   What could my dreams mean? I texted my friend Kelly and told her about my dreams. She suggested I journal about it. I also discussed my dreams with my friend Roberta. With the help of these two friends I started to analyze the meaning behind my late night journey into the subconscious. My dreams relate back to a time when I was abused. A friend’s news triggered my dreams and for some reason I dreamed my friend was the abuser even though I knew she would never do such a thing.


   So why would I dream this friend would hurt me? For some reason her news stirred up memories of the abuse I undergone years ago. For an unknown reason my subconscious mind replaced the person who abused me with somebody I care about. Maybe because it was a person I cherished who originally hurt me. Then again it could be just the mind playing games.

   A while back my therapist helped me deal with what happened to me and I thought I had a good handle on it. The thing is abuse of any kind leaves a scar on the mind that never goes away. You can never forget, no matter how hard you try. You can place it in the back of your mind and go on with your life, but sometimes it resurfaces in a flashback, a dream or a memory. The important thing is not to allow it to bring you back down into your dark hole. You can rise above it.

   If your dreams are more than a creation of the subconscious and they bring up feelings of pain, sadness, anguish and so on, then take steps to find out there meaning. Talk to your therapist about your dream, discuss it with a friend or family member, and journal about it. Then find ways to cope with the feelings and bad memories the dream may create.

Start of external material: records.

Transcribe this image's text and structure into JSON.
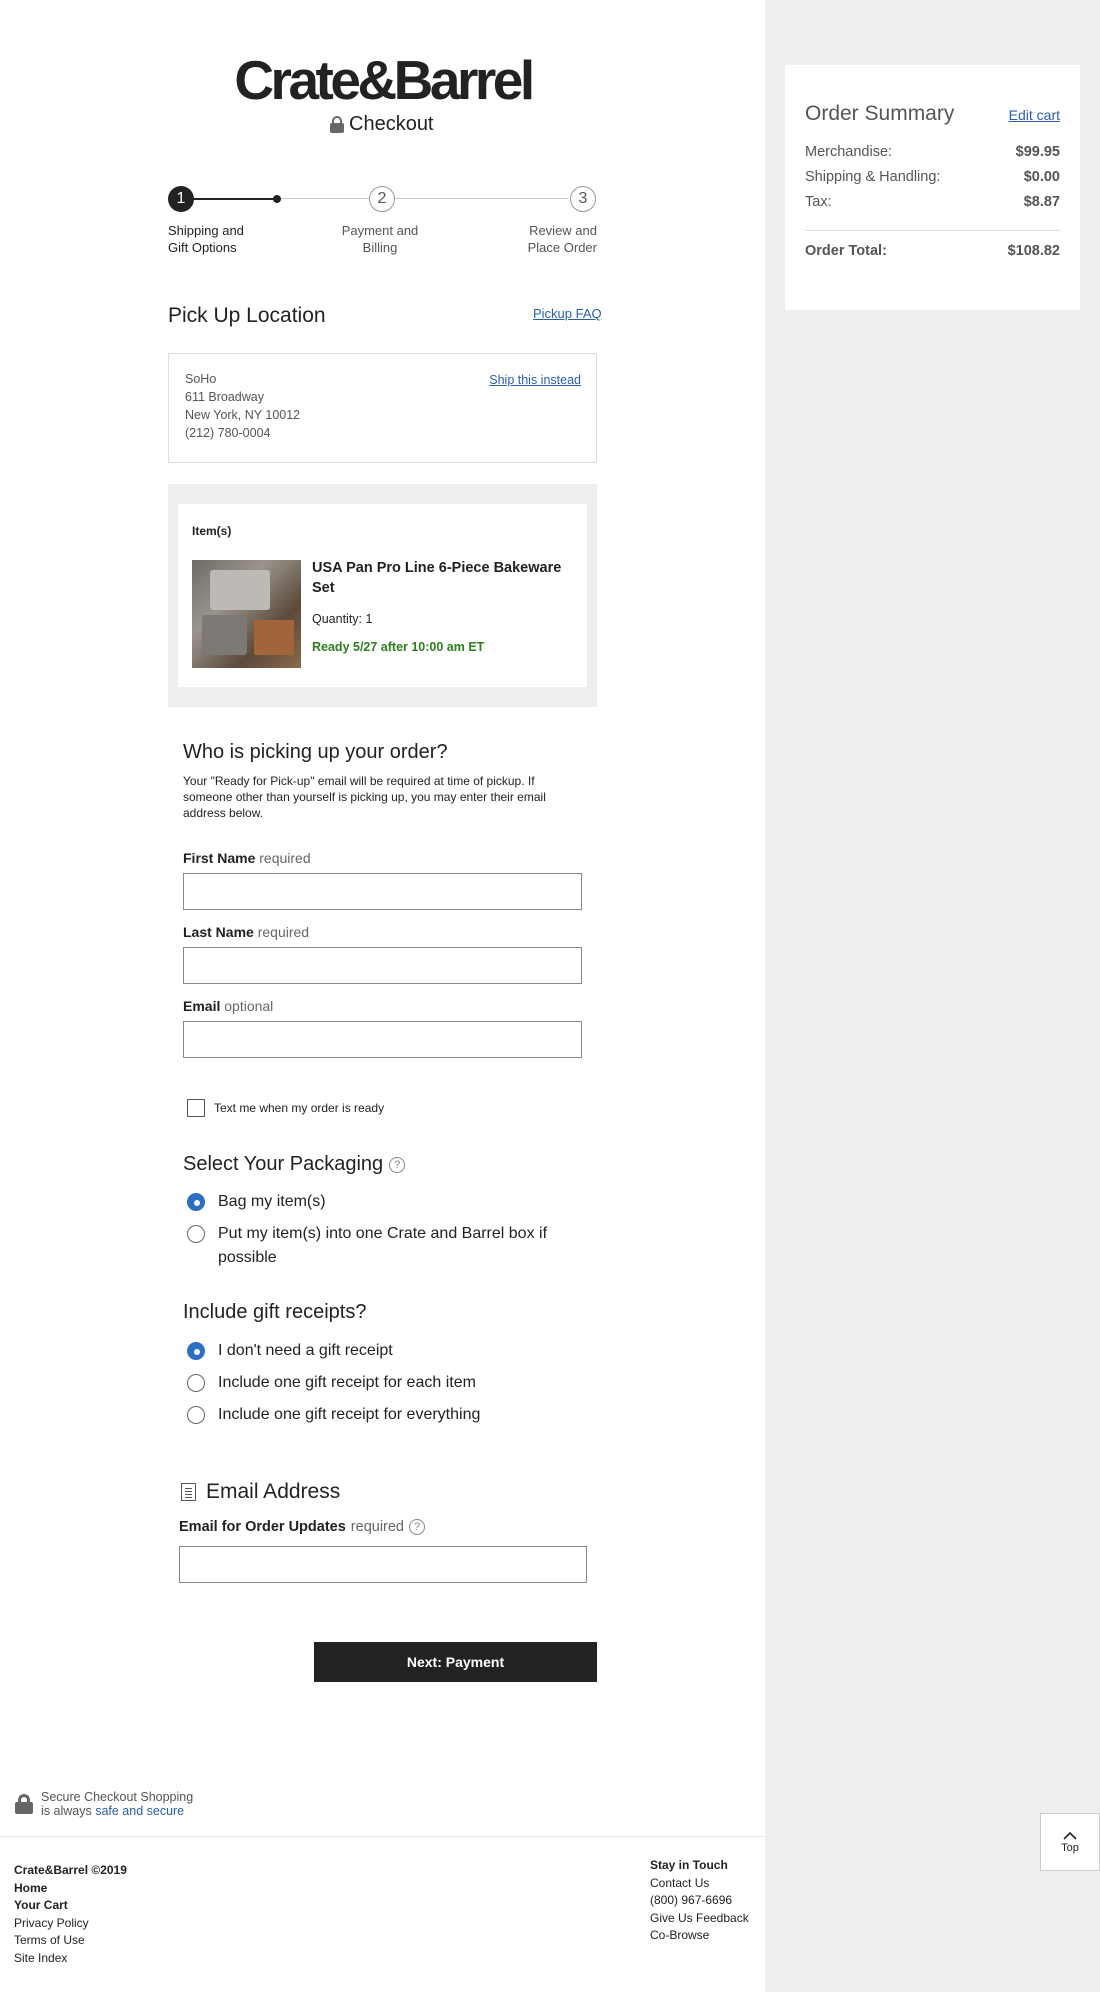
{
  "brand": {
    "logo_text": "Crate&Barrel",
    "checkout_label": "Checkout"
  },
  "progress": {
    "steps": [
      {
        "number": "1",
        "label_line1": "Shipping and",
        "label_line2": "Gift Options"
      },
      {
        "number": "2",
        "label_line1": "Payment and",
        "label_line2": "Billing"
      },
      {
        "number": "3",
        "label_line1": "Review and",
        "label_line2": "Place Order"
      }
    ]
  },
  "pickup": {
    "title": "Pick Up Location",
    "faq_link": "Pickup FAQ",
    "store_name": "SoHo",
    "address_line1": "611 Broadway",
    "address_line2": "New York, NY 10012",
    "phone": "(212) 780-0004",
    "ship_instead_link": "Ship this instead"
  },
  "items": {
    "label": "Item(s)",
    "product_name": "USA Pan Pro Line 6-Piece Bakeware Set",
    "quantity": "Quantity: 1",
    "ready_status": "Ready 5/27 after 10:00 am ET"
  },
  "pickup_person": {
    "title": "Who is picking up your order?",
    "description": "Your \"Ready for Pick-up\" email will be required at time of pickup. If someone other than yourself is picking up, you may enter their email address below.",
    "first_name_label": "First Name",
    "first_name_req": "required",
    "first_name_value": "",
    "last_name_label": "Last Name",
    "last_name_req": "required",
    "last_name_value": "",
    "email_label": "Email",
    "email_req": "optional",
    "email_value": "",
    "text_me_label": "Text me when my order is ready"
  },
  "packaging": {
    "title": "Select Your Packaging",
    "options": [
      {
        "label": "Bag my item(s)",
        "selected": true
      },
      {
        "label_line1": "Put my item(s) into one Crate and Barrel box if",
        "label_line2": "possible",
        "selected": false
      }
    ]
  },
  "gift": {
    "title": "Include gift receipts?",
    "options": [
      {
        "label": "I don't need a gift receipt",
        "selected": true
      },
      {
        "label": "Include one gift receipt for each item",
        "selected": false
      },
      {
        "label": "Include one gift receipt for everything",
        "selected": false
      }
    ]
  },
  "email_section": {
    "title": "Email Address",
    "label": "Email for Order Updates",
    "req": "required",
    "value": ""
  },
  "next_button": "Next: Payment",
  "order_summary": {
    "title": "Order Summary",
    "edit_link": "Edit cart",
    "rows": [
      {
        "label": "Merchandise:",
        "value": "$99.95"
      },
      {
        "label": "Shipping & Handling:",
        "value": "$0.00"
      },
      {
        "label": "Tax:",
        "value": "$8.87"
      }
    ],
    "total_label": "Order Total:",
    "total_value": "$108.82"
  },
  "secure": {
    "line1": "Secure Checkout Shopping",
    "line2_prefix": "is always ",
    "line2_link": "safe and secure"
  },
  "top_button": "Top",
  "footer": {
    "left": [
      "Crate&Barrel ©2019",
      "Home",
      "Your Cart",
      "Privacy Policy",
      "Terms of Use",
      "Site Index"
    ],
    "right_title": "Stay in Touch",
    "right": [
      "Contact Us",
      "(800) 967-6696",
      "Give Us  Feedback",
      "Co-Browse"
    ]
  },
  "colors": {
    "link": "#2a5fa8",
    "ready_green": "#2e7d1e",
    "radio_selected": "#2d6fbf",
    "panel_bg": "#efeeec"
  }
}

Journal about your feelings and memories, talk to someone, remind yourself you are in control, and remember you rose above it once and can do it again.


   I’m still sorting out my dreams and coping with the memories they brought up. I’m taking steps to deal with the pain of the past that has resurfaced, and because I am doing this, I will stay within the light.